By Jeremy Carroll, Crain News Service
WASHINGTON (March 29, 2013) — Environmental organizations have been quick to laud the work of Gina McCarthy, President Barack Obama's pick to lead the Environmental Protection Agency (EPA) during his second term.
Ms. McCarthy, 58, is expected to face tough questions from Republicans during Senate confirmation hearings and the environmental organizations appeared to be gearing up for a fight, launching a website supporting the pick.
Ms. McCarthy, who served as the agency's assistant administrator for air and radiation, was confirmed by the Senate for that role in 2009 following a voice vote. Before coming to the EPA, she led environmental initiatives in Connecticut and Massachusetts.
"As a top environmental official in Massachusetts and Connecticut, she helped design programs to expand energy efficiency and promote renewable energy," Mr. Obama said as he announced his nomination of Ms. McCarthy during a March 4 news conference. "As assistant EPA administrator, Gina has focused on practical, cost-effective ways to keep our air clean and our economy growing."
Mr. Obama said she's earned a reputation as a straight-shooter.
"She welcomes different points of view," he said. "I'm confident that she's going to do an outstanding job leading the EPA."
Sharon Kneiss, president and CEO of the Environmental Industries Association, said the nation's solid waste and recycling industry is looking forward to working with the new administrator after she is confirmed.
Ms. McCarthy is best known as the architect of regulations aimed at curbing mercury and soot emissions from power plants.
With a thick Boston accent, Ms. McCarthy is pragmatic and has a sharp sense of humor, say various environmental leaders.
"She's been an incredible clean air champion, a real advocate for the public health and the environment," said Gene Karpinski, president of the League of Conservation Voters.
Bill Becker, executive director of the National Association of Clean Air Agencies, called Ms. McCarthy the "perfect choice" and someone with a strong record of meeting with stakeholders and getting their input.
"I guarantee the American public will love her style," he said. "She's smart, she's funny and, in fact, she uses her humor to defuse many difficult problems. She's brutally honest and she makes things happen."
Her nomination came with criticism as well, with Emily Wismer, a policy analyst from the Independent Women's Forum, saying Ms. McCarthy's aggressive policies should concern Americans.
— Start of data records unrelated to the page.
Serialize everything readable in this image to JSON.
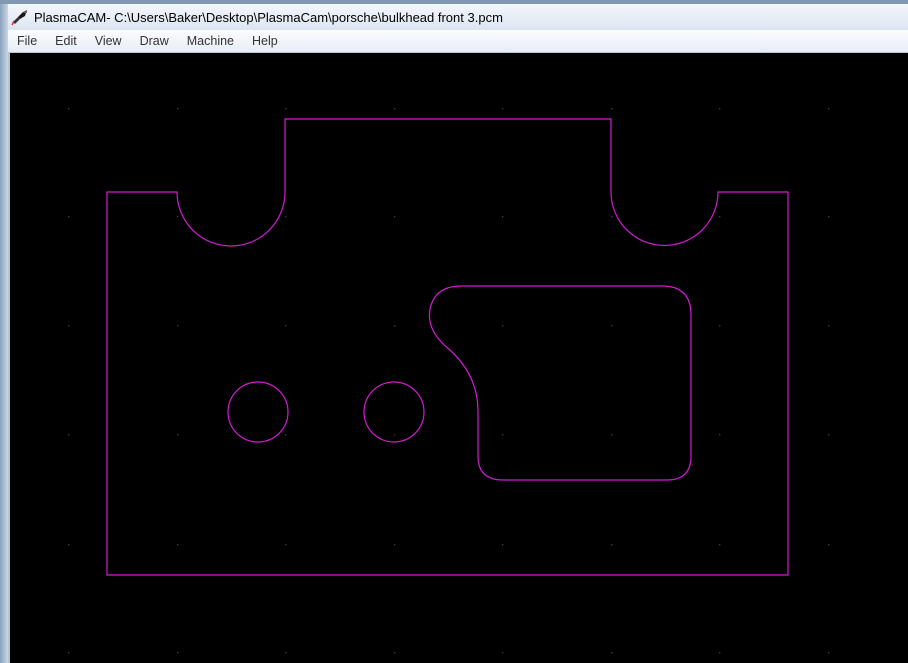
{
  "window": {
    "title": "PlasmaCAM- C:\\Users\\Baker\\Desktop\\PlasmaCam\\porsche\\bulkhead front 3.pcm",
    "app_icon": "plasmacam-torch-icon"
  },
  "menu": {
    "items": [
      {
        "label": "File"
      },
      {
        "label": "Edit"
      },
      {
        "label": "View"
      },
      {
        "label": "Draw"
      },
      {
        "label": "Machine"
      },
      {
        "label": "Help"
      }
    ]
  },
  "canvas": {
    "background": "#000000",
    "line_color": "#d21bd2",
    "grid_dot_color": "#3a3a3a",
    "grid": "dotted"
  }
}
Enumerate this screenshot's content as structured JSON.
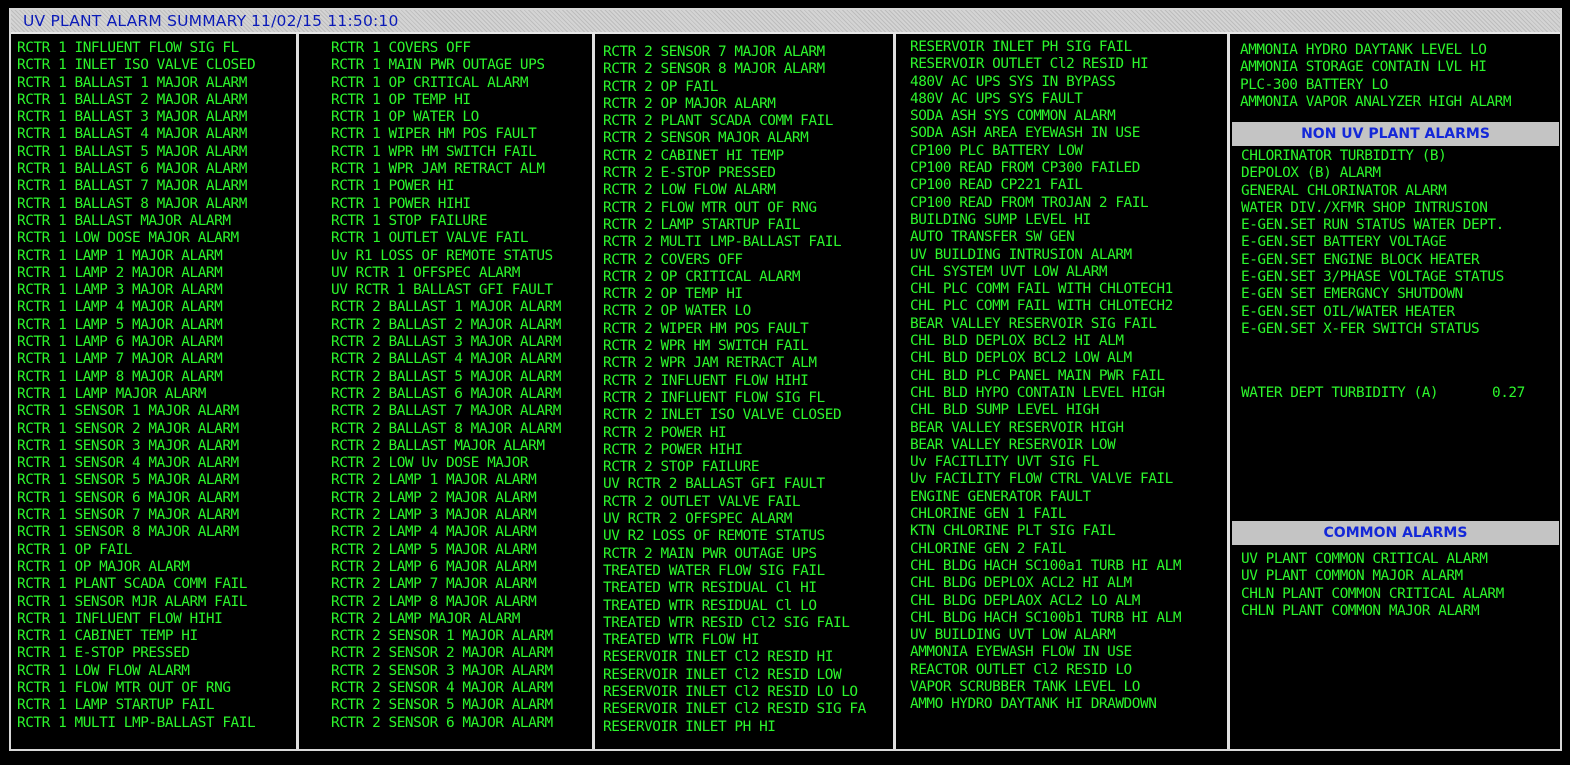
{
  "header": {
    "title": "UV PLANT ALARM SUMMARY",
    "datetime": "11/02/15 11:50:10"
  },
  "columns": [
    {
      "items": [
        "RCTR 1 INFLUENT FLOW SIG FL",
        "RCTR 1 INLET ISO VALVE CLOSED",
        "RCTR 1 BALLAST 1 MAJOR ALARM",
        "RCTR 1 BALLAST 2 MAJOR ALARM",
        "RCTR 1 BALLAST 3 MAJOR ALARM",
        "RCTR 1 BALLAST 4 MAJOR ALARM",
        "RCTR 1 BALLAST 5 MAJOR ALARM",
        "RCTR 1 BALLAST 6 MAJOR ALARM",
        "RCTR 1 BALLAST 7 MAJOR ALARM",
        "RCTR 1 BALLAST 8 MAJOR ALARM",
        "RCTR 1 BALLAST MAJOR ALARM",
        "RCTR 1 LOW DOSE MAJOR ALARM",
        "RCTR 1 LAMP 1 MAJOR ALARM",
        "RCTR 1 LAMP 2 MAJOR ALARM",
        "RCTR 1 LAMP 3 MAJOR ALARM",
        "RCTR 1 LAMP 4 MAJOR ALARM",
        "RCTR 1 LAMP 5 MAJOR ALARM",
        "RCTR 1 LAMP 6 MAJOR ALARM",
        "RCTR 1 LAMP 7 MAJOR ALARM",
        "RCTR 1 LAMP 8 MAJOR ALARM",
        "RCTR 1 LAMP MAJOR ALARM",
        "RCTR 1 SENSOR 1 MAJOR ALARM",
        "RCTR 1 SENSOR 2 MAJOR ALARM",
        "RCTR 1 SENSOR 3 MAJOR ALARM",
        "RCTR 1 SENSOR 4 MAJOR ALARM",
        "RCTR 1 SENSOR 5 MAJOR ALARM",
        "RCTR 1 SENSOR 6 MAJOR ALARM",
        "RCTR 1 SENSOR 7 MAJOR ALARM",
        "RCTR 1 SENSOR 8 MAJOR ALARM",
        "RCTR 1 OP FAIL",
        "RCTR 1 OP MAJOR ALARM",
        "RCTR 1 PLANT SCADA COMM FAIL",
        "RCTR 1 SENSOR MJR ALARM FAIL",
        "RCTR 1 INFLUENT FLOW HIHI",
        "RCTR 1 CABINET TEMP HI",
        "RCTR 1 E-STOP PRESSED",
        "RCTR 1 LOW FLOW ALARM",
        "RCTR 1 FLOW MTR OUT OF RNG",
        "RCTR 1 LAMP STARTUP FAIL",
        "RCTR 1 MULTI LMP-BALLAST FAIL"
      ]
    },
    {
      "items": [
        "RCTR 1 COVERS OFF",
        "RCTR 1 MAIN PWR OUTAGE UPS",
        "RCTR 1 OP CRITICAL ALARM",
        "RCTR 1 OP TEMP HI",
        "RCTR 1 OP WATER LO",
        "RCTR 1 WIPER HM POS FAULT",
        "RCTR 1 WPR HM SWITCH FAIL",
        "RCTR 1 WPR JAM RETRACT ALM",
        "RCTR 1 POWER HI",
        "RCTR 1 POWER HIHI",
        "RCTR 1 STOP FAILURE",
        "RCTR 1 OUTLET VALVE FAIL",
        "Uv R1 LOSS OF REMOTE STATUS",
        "UV RCTR 1 OFFSPEC ALARM",
        "UV RCTR 1 BALLAST GFI FAULT",
        "RCTR 2 BALLAST 1 MAJOR ALARM",
        "RCTR 2 BALLAST 2 MAJOR ALARM",
        "RCTR 2 BALLAST 3 MAJOR ALARM",
        "RCTR 2 BALLAST 4 MAJOR ALARM",
        "RCTR 2 BALLAST 5 MAJOR ALARM",
        "RCTR 2 BALLAST 6 MAJOR ALARM",
        "RCTR 2 BALLAST 7 MAJOR ALARM",
        "RCTR 2 BALLAST 8 MAJOR ALARM",
        "RCTR 2 BALLAST MAJOR ALARM",
        "RCTR 2 LOW Uv DOSE MAJOR",
        "RCTR 2 LAMP 1 MAJOR ALARM",
        "RCTR 2 LAMP 2 MAJOR ALARM",
        "RCTR 2 LAMP 3 MAJOR ALARM",
        "RCTR 2 LAMP 4 MAJOR ALARM",
        "RCTR 2 LAMP 5 MAJOR ALARM",
        "RCTR 2 LAMP 6 MAJOR ALARM",
        "RCTR 2 LAMP 7 MAJOR ALARM",
        "RCTR 2 LAMP 8 MAJOR ALARM",
        "RCTR 2 LAMP MAJOR ALARM",
        "RCTR 2 SENSOR 1 MAJOR ALARM",
        "RCTR 2 SENSOR 2 MAJOR ALARM",
        "RCTR 2 SENSOR 3 MAJOR ALARM",
        "RCTR 2 SENSOR 4 MAJOR ALARM",
        "RCTR 2 SENSOR 5 MAJOR ALARM",
        "RCTR 2 SENSOR 6 MAJOR ALARM"
      ]
    },
    {
      "items": [
        "RCTR 2 SENSOR 7 MAJOR ALARM",
        "RCTR 2 SENSOR 8 MAJOR ALARM",
        "RCTR 2 OP FAIL",
        "RCTR 2 OP MAJOR ALARM",
        "RCTR 2 PLANT SCADA COMM FAIL",
        "RCTR 2 SENSOR MAJOR ALARM",
        "RCTR 2 CABINET HI TEMP",
        "RCTR 2 E-STOP PRESSED",
        "RCTR 2 LOW FLOW ALARM",
        "RCTR 2 FLOW MTR OUT OF RNG",
        "RCTR 2 LAMP STARTUP FAIL",
        "RCTR 2 MULTI LMP-BALLAST FAIL",
        "RCTR 2 COVERS OFF",
        "RCTR 2 OP CRITICAL ALARM",
        "RCTR 2 OP TEMP HI",
        "RCTR 2 OP WATER LO",
        "RCTR 2 WIPER HM POS FAULT",
        "RCTR 2 WPR HM SWITCH FAIL",
        "RCTR 2 WPR JAM RETRACT ALM",
        "RCTR 2 INFLUENT FLOW HIHI",
        "RCTR 2 INFLUENT FLOW SIG FL",
        "RCTR 2 INLET ISO VALVE CLOSED",
        "RCTR 2 POWER HI",
        "RCTR 2 POWER HIHI",
        "RCTR 2 STOP FAILURE",
        "UV RCTR 2 BALLAST GFI FAULT",
        "RCTR 2 OUTLET VALVE FAIL",
        "UV RCTR 2 OFFSPEC ALARM",
        "UV R2 LOSS OF REMOTE STATUS",
        "RCTR 2 MAIN PWR OUTAGE UPS",
        "TREATED WATER FLOW SIG FAIL",
        "TREATED WTR RESIDUAL Cl HI",
        "TREATED WTR RESIDUAL Cl LO",
        "TREATED WTR RESID Cl2 SIG FAIL",
        "TREATED WTR FLOW HI",
        "RESERVOIR INLET Cl2 RESID HI",
        "RESERVOIR INLET Cl2 RESID LOW",
        "RESERVOIR INLET Cl2 RESID LO LO",
        "RESERVOIR INLET Cl2 RESID SIG FA",
        "RESERVOIR INLET PH HI"
      ]
    },
    {
      "items": [
        "RESERVOIR INLET PH SIG FAIL",
        "RESERVOIR OUTLET Cl2 RESID HI",
        "480V AC UPS SYS IN BYPASS",
        "480V AC UPS SYS FAULT",
        "SODA ASH SYS COMMON ALARM",
        "SODA ASH AREA EYEWASH IN USE",
        "CP100 PLC BATTERY LOW",
        "CP100 READ FROM CP300 FAILED",
        "CP100 READ CP221 FAIL",
        "CP100 READ FROM TROJAN 2 FAIL",
        "BUILDING SUMP LEVEL HI",
        "AUTO TRANSFER SW GEN",
        "UV BUILDING INTRUSION ALARM",
        "CHL SYSTEM UVT LOW ALARM",
        "CHL PLC COMM FAIL WITH CHLOTECH1",
        "CHL PLC COMM FAIL WITH CHLOTECH2",
        "BEAR VALLEY RESERVOIR SIG FAIL",
        "CHL BLD DEPLOX BCL2 HI ALM",
        "CHL BLD DEPLOX BCL2 LOW ALM",
        "CHL BLD PLC PANEL MAIN PWR FAIL",
        "CHL BLD HYPO CONTAIN LEVEL HIGH",
        "CHL BLD SUMP LEVEL HIGH",
        "BEAR VALLEY RESERVOIR HIGH",
        "BEAR VALLEY RESERVOIR LOW",
        "Uv FACITLITY UVT SIG FL",
        "Uv FACILITY FLOW CTRL VALVE FAIL",
        "ENGINE GENERATOR FAULT",
        "CHLORINE GEN 1 FAIL",
        "KTN CHLORINE PLT SIG FAIL",
        "CHLORINE GEN 2 FAIL",
        "CHL BLDG HACH SC100a1 TURB HI ALM",
        "CHL BLDG DEPLOX ACL2 HI ALM",
        "CHL BLDG DEPLAOX ACL2 LO ALM",
        "CHL BLDG HACH SC100b1 TURB HI ALM",
        "UV BUILDING UVT LOW ALARM",
        "AMMONIA EYEWASH FLOW IN USE",
        "REACTOR OUTLET Cl2 RESID LO",
        "VAPOR SCRUBBER TANK LEVEL LO",
        "AMMO HYDRO DAYTANK HI DRAWDOWN"
      ]
    },
    {
      "top_items": [
        "AMMONIA HYDRO DAYTANK LEVEL LO",
        "AMMONIA STORAGE CONTAIN LVL HI",
        "PLC-300 BATTERY LO",
        "AMMONIA VAPOR ANALYZER HIGH ALARM"
      ],
      "non_uv_header": "NON UV PLANT ALARMS",
      "non_uv_items": [
        "CHLORINATOR TURBIDITY (B)",
        "DEPOLOX (B) ALARM",
        "GENERAL CHLORINATOR ALARM",
        "WATER DIV./XFMR SHOP INTRUSION",
        "E-GEN.SET RUN STATUS WATER DEPT.",
        "E-GEN.SET BATTERY VOLTAGE",
        "E-GEN.SET ENGINE BLOCK HEATER",
        "E-GEN.SET 3/PHASE VOLTAGE STATUS",
        "E-GEN SET EMERGNCY SHUTDOWN",
        "E-GEN.SET OIL/WATER HEATER",
        "E-GEN.SET X-FER SWITCH STATUS"
      ],
      "turbidity_label": "WATER DEPT TURBIDITY (A)",
      "turbidity_value": "0.27",
      "common_header": "COMMON ALARMS",
      "common_items": [
        "UV PLANT COMMON CRITICAL ALARM",
        "UV PLANT COMMON MAJOR ALARM",
        "CHLN PLANT COMMON CRITICAL ALARM",
        "CHLN PLANT COMMON MAJOR ALARM"
      ]
    }
  ],
  "colors": {
    "alarm_text": "#2cf62c",
    "header_text": "#0a1ab8",
    "background": "#000000"
  }
}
"Though McCarthy has been praised by outlets on the left as bipartisan—having even served under Republican presidential nominee Mitt Romney in Massachusetts—her policies clearly favor an active regulatory state," Ms. Wismer said in a press statement.
This report appeared in Waste & Recycling News, a Detroit-based sister publication of Tire Business.